a web of devices interconnected over the internet – comprised 9.7 billion devices in 2020, and is projected to exceed 29 billion by 2030. As it brings the physical and digital worlds together, the IoT is transforming every industry imaginable by presenting new opportunities; elevating customer experience; improving productivity, efficiency, and agility; and enabling insightful decisions.
Whether it is deploying drones for surveying farmlands, using sensors and RFID tags to monitor goods through a supply chain, or delivering better banking experiences via connected user devices, the possibilities of the IoT are endless.
However, enterprises need to fulfill certain requirements before they can fully use IoT as a tool of business transformation.
For one, the IoT must be embedded into products and processes, just like other software applications.
Second, success in IoT adoption is earned through iteration: Since the IoT has a myriad of elements, organizations need to gather data from devices, convert it into analysis, act upon that insight, and do it all over again in a continuous feedback loop that’s always refining, learning and improving the various IoT constituents.
This implies that organizations must provide for managing, maintaining, and updating interconnected systems, processes, and devices on an ongoing basis. And they need to test everything to ensure that all the “things” talk to each other and that their performance meets specifications and measures up to the users’ expectations.
The following example depicts a typical IoT testing scenario:
An instrument in a healthcare tracking system monitors a patient’s vital parameters and records this information so healthcare providers can access it when needed. Physicians can initiate changes in medication or intake remotely from a computer or mobile device that the instrument is connected to.
To work smoothly, various aspects of this use case have to be tested.
For example, every device should be checked for usability (sends messages, logs data, displays information, etc.). ll the connected devices, and the data flowing between them, must be secure. It is essential to check the compatibility of the various operating systems, browsers, devices and connectivity options that are involved. The entire system must also perform at scale, and comply with all regulatory requirements. Further, the software powering the IoT devices needs to be thoroughly tested to eliminate bugs and optimize performance.
Since all these elements are dispersed and under multiple ownership, it is pretty certain they will not be up and running at the same time to undergo physical testing.
Going back to the earlier example, imagine the difficulty of physically testing a user interface that is being accessed remotely by patients from their respective (diverse) devices. Apart from device unavailability and inaccessibility, an important device-side challenge in testing and validating an IoT solution is the high cost.

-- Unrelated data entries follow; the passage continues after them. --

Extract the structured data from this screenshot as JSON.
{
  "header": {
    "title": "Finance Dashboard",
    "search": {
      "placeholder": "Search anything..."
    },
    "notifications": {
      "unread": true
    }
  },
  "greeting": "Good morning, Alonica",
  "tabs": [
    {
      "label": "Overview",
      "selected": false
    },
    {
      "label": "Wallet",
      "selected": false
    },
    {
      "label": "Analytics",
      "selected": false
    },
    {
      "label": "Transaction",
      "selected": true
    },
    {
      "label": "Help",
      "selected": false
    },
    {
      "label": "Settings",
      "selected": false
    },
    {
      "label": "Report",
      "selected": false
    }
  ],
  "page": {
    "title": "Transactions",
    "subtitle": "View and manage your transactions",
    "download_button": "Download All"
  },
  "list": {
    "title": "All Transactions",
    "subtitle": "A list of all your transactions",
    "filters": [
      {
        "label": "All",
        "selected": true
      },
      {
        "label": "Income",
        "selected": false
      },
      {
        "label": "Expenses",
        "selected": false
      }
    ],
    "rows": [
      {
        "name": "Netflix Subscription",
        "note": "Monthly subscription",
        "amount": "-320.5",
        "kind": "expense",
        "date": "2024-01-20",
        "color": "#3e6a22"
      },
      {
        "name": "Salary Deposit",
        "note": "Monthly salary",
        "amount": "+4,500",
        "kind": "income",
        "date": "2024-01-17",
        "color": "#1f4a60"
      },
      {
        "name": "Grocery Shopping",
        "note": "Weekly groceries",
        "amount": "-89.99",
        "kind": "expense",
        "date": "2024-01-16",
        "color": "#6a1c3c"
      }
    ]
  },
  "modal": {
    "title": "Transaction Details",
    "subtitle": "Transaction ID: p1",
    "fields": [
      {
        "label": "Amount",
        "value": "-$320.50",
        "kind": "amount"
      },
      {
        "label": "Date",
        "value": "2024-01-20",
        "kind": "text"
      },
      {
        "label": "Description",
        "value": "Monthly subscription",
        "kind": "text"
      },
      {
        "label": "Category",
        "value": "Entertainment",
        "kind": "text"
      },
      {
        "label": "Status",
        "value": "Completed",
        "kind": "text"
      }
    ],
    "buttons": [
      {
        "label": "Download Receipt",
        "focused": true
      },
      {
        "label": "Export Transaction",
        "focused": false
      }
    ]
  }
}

Yet another difficulty in physically testing an IoT use case within enterprise premises is that it requires massive resources that are only available in the cloud.